• **REQUIRED WORK**
Please return the whole listing, character for character.
═════ DATA TO USE
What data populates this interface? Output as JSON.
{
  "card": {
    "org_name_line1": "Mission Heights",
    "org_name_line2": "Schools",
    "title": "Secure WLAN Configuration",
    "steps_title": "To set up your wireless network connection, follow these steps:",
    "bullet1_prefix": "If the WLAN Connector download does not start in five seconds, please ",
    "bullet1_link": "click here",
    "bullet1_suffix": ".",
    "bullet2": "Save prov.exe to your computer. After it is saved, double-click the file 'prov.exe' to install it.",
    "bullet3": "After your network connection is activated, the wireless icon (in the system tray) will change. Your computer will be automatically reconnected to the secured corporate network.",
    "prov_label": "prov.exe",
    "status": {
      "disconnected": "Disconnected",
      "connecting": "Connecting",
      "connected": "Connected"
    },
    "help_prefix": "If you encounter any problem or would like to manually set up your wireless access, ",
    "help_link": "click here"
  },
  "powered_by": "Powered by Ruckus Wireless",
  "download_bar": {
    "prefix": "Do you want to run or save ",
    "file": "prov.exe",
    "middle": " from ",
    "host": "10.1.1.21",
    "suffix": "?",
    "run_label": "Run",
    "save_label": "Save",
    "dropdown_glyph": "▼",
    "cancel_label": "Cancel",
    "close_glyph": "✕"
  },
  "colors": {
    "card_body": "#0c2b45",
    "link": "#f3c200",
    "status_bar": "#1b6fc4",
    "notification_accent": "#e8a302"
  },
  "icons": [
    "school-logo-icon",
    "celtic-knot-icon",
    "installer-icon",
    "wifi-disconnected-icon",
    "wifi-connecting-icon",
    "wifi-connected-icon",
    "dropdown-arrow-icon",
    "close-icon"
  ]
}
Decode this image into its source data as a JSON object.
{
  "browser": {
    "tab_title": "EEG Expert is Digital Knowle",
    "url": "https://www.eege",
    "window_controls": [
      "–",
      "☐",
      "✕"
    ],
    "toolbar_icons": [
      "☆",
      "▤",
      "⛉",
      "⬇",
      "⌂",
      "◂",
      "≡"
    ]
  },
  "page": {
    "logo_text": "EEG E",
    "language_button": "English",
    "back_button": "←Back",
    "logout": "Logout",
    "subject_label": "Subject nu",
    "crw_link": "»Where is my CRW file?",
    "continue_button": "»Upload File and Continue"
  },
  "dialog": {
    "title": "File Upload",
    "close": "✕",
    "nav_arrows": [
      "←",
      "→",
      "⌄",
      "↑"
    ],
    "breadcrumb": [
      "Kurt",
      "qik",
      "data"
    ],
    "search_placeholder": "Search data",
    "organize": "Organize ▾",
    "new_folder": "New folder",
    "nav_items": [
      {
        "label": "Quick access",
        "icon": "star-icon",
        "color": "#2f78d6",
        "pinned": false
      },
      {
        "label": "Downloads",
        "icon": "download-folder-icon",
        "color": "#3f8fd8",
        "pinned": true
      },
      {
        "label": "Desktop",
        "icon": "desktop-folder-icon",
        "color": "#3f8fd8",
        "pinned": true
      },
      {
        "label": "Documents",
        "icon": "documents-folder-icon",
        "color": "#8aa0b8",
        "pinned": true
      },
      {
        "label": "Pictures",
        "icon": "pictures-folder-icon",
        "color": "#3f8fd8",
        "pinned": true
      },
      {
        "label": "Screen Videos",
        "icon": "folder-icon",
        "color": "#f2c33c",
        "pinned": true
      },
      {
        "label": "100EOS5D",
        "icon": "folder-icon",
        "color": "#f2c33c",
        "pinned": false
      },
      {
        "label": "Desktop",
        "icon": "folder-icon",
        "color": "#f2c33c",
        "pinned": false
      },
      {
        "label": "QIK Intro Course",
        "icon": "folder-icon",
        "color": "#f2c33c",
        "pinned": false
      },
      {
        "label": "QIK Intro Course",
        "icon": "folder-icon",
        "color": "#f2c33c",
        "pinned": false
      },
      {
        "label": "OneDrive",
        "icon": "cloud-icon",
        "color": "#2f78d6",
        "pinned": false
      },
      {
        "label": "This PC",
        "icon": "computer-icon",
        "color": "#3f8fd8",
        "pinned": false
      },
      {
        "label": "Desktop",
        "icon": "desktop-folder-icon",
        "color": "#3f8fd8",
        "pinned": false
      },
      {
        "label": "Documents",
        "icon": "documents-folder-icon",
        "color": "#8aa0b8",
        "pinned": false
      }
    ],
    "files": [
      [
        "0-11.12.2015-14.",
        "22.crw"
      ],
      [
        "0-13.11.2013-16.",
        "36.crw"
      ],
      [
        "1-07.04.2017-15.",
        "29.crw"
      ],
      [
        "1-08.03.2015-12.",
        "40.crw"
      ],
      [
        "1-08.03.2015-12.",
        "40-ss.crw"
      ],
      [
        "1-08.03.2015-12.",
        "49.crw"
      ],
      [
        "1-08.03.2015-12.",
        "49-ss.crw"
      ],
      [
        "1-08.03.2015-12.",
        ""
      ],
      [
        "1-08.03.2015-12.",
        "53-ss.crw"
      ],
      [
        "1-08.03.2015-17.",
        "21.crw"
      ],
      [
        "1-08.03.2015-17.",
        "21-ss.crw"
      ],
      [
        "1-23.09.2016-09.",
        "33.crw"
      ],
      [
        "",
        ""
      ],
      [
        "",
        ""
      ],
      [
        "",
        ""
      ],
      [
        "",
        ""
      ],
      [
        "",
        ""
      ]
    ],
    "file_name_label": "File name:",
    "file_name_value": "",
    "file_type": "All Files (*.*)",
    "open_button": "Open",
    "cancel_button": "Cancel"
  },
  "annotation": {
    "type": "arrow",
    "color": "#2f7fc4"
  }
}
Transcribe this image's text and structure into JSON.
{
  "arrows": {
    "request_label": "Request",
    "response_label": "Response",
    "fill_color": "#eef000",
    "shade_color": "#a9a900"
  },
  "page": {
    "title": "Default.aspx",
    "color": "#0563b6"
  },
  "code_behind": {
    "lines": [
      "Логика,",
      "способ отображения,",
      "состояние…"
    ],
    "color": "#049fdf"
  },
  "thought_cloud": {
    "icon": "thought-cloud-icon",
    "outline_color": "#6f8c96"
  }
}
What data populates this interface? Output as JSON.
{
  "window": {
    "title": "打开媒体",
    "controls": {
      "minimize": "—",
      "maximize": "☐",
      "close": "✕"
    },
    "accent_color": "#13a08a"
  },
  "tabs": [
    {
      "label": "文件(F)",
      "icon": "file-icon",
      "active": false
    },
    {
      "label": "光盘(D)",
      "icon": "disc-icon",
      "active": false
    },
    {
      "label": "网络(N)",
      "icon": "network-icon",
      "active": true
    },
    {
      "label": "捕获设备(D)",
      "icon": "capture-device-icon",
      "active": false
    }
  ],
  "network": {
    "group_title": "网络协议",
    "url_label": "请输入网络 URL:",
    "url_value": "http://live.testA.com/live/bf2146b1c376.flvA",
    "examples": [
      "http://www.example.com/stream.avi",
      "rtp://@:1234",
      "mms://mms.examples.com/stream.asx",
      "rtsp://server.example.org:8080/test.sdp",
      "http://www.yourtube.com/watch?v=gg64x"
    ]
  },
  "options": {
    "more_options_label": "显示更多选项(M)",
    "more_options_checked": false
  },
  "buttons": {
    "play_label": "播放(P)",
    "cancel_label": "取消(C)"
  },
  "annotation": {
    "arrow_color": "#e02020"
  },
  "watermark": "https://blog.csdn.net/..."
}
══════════
• **RESULT**
What data populates this interface? Output as JSON.
{
  "card": {
    "org_name_line1": "Mission Heights",
    "org_name_line2": "Schools",
    "title": "Secure WLAN Configuration",
    "steps_title": "To set up your wireless network connection, follow these steps:",
    "bullet1_prefix": "If the WLAN Connector download does not start in five seconds, please ",
    "bullet1_link": "click here",
    "bullet1_suffix": ".",
    "bullet2": "Save prov.exe to your computer. After it is saved, double-click the file 'prov.exe' to install it.",
    "bullet3": "After your network connection is activated, the wireless icon (in the system tray) will change. Your computer will be automatically reconnected to the secured corporate network.",
    "prov_label": "prov.exe",
    "status": {
      "disconnected": "Disconnected",
      "connecting": "Connecting",
      "connected": "Connected"
    },
    "help_prefix": "If you encounter any problem or would like to manually set up your wireless access, ",
    "help_link": "click here"
  },
  "powered_by": "Powered by Ruckus Wireless",
  "download_bar": {
    "prefix": "Do you want to run or save ",
    "file": "prov.exe",
    "middle": " from ",
    "host": "10.1.1.21",
    "suffix": "?",
    "run_label": "Run",
    "save_label": "Save",
    "dropdown_glyph": "▼",
    "cancel_label": "Cancel",
    "close_glyph": "✕"
  },
  "colors": {
    "card_body": "#0c2b45",
    "link": "#f3c200",
    "status_bar": "#1b6fc4",
    "notification_accent": "#e8a302"
  },
  "icons": [
    "school-logo-icon",
    "celtic-knot-icon",
    "installer-icon",
    "wifi-disconnected-icon",
    "wifi-connecting-icon",
    "wifi-connected-icon",
    "dropdown-arrow-icon",
    "close-icon"
  ]
}
Decode this image into its source data as a JSON object.
{
  "browser": {
    "tab_title": "EEG Expert is Digital Knowle",
    "url": "https://www.eege",
    "window_controls": [
      "–",
      "☐",
      "✕"
    ],
    "toolbar_icons": [
      "☆",
      "▤",
      "⛉",
      "⬇",
      "⌂",
      "◂",
      "≡"
    ]
  },
  "page": {
    "logo_text": "EEG E",
    "language_button": "English",
    "back_button": "←Back",
    "logout": "Logout",
    "subject_label": "Subject nu",
    "crw_link": "»Where is my CRW file?",
    "continue_button": "»Upload File and Continue"
  },
  "dialog": {
    "title": "File Upload",
    "close": "✕",
    "nav_arrows": [
      "←",
      "→",
      "⌄",
      "↑"
    ],
    "breadcrumb": [
      "Kurt",
      "qik",
      "data"
    ],
    "search_placeholder": "Search data",
    "organize": "Organize ▾",
    "new_folder": "New folder",
    "nav_items": [
      {
        "label": "Quick access",
        "icon": "star-icon",
        "color": "#2f78d6",
        "pinned": false
      },
      {
        "label": "Downloads",
        "icon": "download-folder-icon",
        "color": "#3f8fd8",
        "pinned": true
      },
      {
        "label": "Desktop",
        "icon": "desktop-folder-icon",
        "color": "#3f8fd8",
        "pinned": true
      },
      {
        "label": "Documents",
        "icon": "documents-folder-icon",
        "color": "#8aa0b8",
        "pinned": true
      },
      {
        "label": "Pictures",
        "icon": "pictures-folder-icon",
        "color": "#3f8fd8",
        "pinned": true
      },
      {
        "label": "Screen Videos",
        "icon": "folder-icon",
        "color": "#f2c33c",
        "pinned": true
      },
      {
        "label": "100EOS5D",
        "icon": "folder-icon",
        "color": "#f2c33c",
        "pinned": false
      },
      {
        "label": "Desktop",
        "icon": "folder-icon",
        "color": "#f2c33c",
        "pinned": false
      },
      {
        "label": "QIK Intro Course",
        "icon": "folder-icon",
        "color": "#f2c33c",
        "pinned": false
      },
      {
        "label": "QIK Intro Course",
        "icon": "folder-icon",
        "color": "#f2c33c",
        "pinned": false
      },
      {
        "label": "OneDrive",
        "icon": "cloud-icon",
        "color": "#2f78d6",
        "pinned": false
      },
      {
        "label": "This PC",
        "icon": "computer-icon",
        "color": "#3f8fd8",
        "pinned": false
      },
      {
        "label": "Desktop",
        "icon": "desktop-folder-icon",
        "color": "#3f8fd8",
        "pinned": false
      },
      {
        "label": "Documents",
        "icon": "documents-folder-icon",
        "color": "#8aa0b8",
        "pinned": false
      }
    ],
    "files": [
      [
        "0-11.12.2015-14.",
        "22.crw"
      ],
      [
        "0-13.11.2013-16.",
        "36.crw"
      ],
      [
        "1-07.04.2017-15.",
        "29.crw"
      ],
      [
        "1-08.03.2015-12.",
        "40.crw"
      ],
      [
        "1-08.03.2015-12.",
        "40-ss.crw"
      ],
      [
        "1-08.03.2015-12.",
        "49.crw"
      ],
      [
        "1-08.03.2015-12.",
        "49-ss.crw"
      ],
      [
        "1-08.03.2015-12.",
        ""
      ],
      [
        "1-08.03.2015-12.",
        "53-ss.crw"
      ],
      [
        "1-08.03.2015-17.",
        "21.crw"
      ],
      [
        "1-08.03.2015-17.",
        "21-ss.crw"
      ],
      [
        "1-23.09.2016-09.",
        "33.crw"
      ],
      [
        "",
        ""
      ],
      [
        "",
        ""
      ],
      [
        "",
        ""
      ],
      [
        "",
        ""
      ],
      [
        "",
        ""
      ]
    ],
    "file_name_label": "File name:",
    "file_name_value": "",
    "file_type": "All Files (*.*)",
    "open_button": "Open",
    "cancel_button": "Cancel"
  },
  "annotation": {
    "type": "arrow",
    "color": "#2f7fc4"
  }
}
Transcribe this image's text and structure into JSON.
{
  "arrows": {
    "request_label": "Request",
    "response_label": "Response",
    "fill_color": "#eef000",
    "shade_color": "#a9a900"
  },
  "page": {
    "title": "Default.aspx",
    "color": "#0563b6"
  },
  "code_behind": {
    "lines": [
      "Логика,",
      "способ отображения,",
      "состояние…"
    ],
    "color": "#049fdf"
  },
  "thought_cloud": {
    "icon": "thought-cloud-icon",
    "outline_color": "#6f8c96"
  }
}
What data populates this interface? Output as JSON.
{
  "window": {
    "title": "打开媒体",
    "controls": {
      "minimize": "—",
      "maximize": "☐",
      "close": "✕"
    },
    "accent_color": "#13a08a"
  },
  "tabs": [
    {
      "label": "文件(F)",
      "icon": "file-icon",
      "active": false
    },
    {
      "label": "光盘(D)",
      "icon": "disc-icon",
      "active": false
    },
    {
      "label": "网络(N)",
      "icon": "network-icon",
      "active": true
    },
    {
      "label": "捕获设备(D)",
      "icon": "capture-device-icon",
      "active": false
    }
  ],
  "network": {
    "group_title": "网络协议",
    "url_label": "请输入网络 URL:",
    "url_value": "http://live.testA.com/live/bf2146b1c376.flvA",
    "examples": [
      "http://www.example.com/stream.avi",
      "rtp://@:1234",
      "mms://mms.examples.com/stream.asx",
      "rtsp://server.example.org:8080/test.sdp",
      "http://www.yourtube.com/watch?v=gg64x"
    ]
  },
  "options": {
    "more_options_label": "显示更多选项(M)",
    "more_options_checked": false
  },
  "buttons": {
    "play_label": "播放(P)",
    "cancel_label": "取消(C)"
  },
  "annotation": {
    "arrow_color": "#e02020"
  },
  "watermark": "https://blog.csdn.net/..."
}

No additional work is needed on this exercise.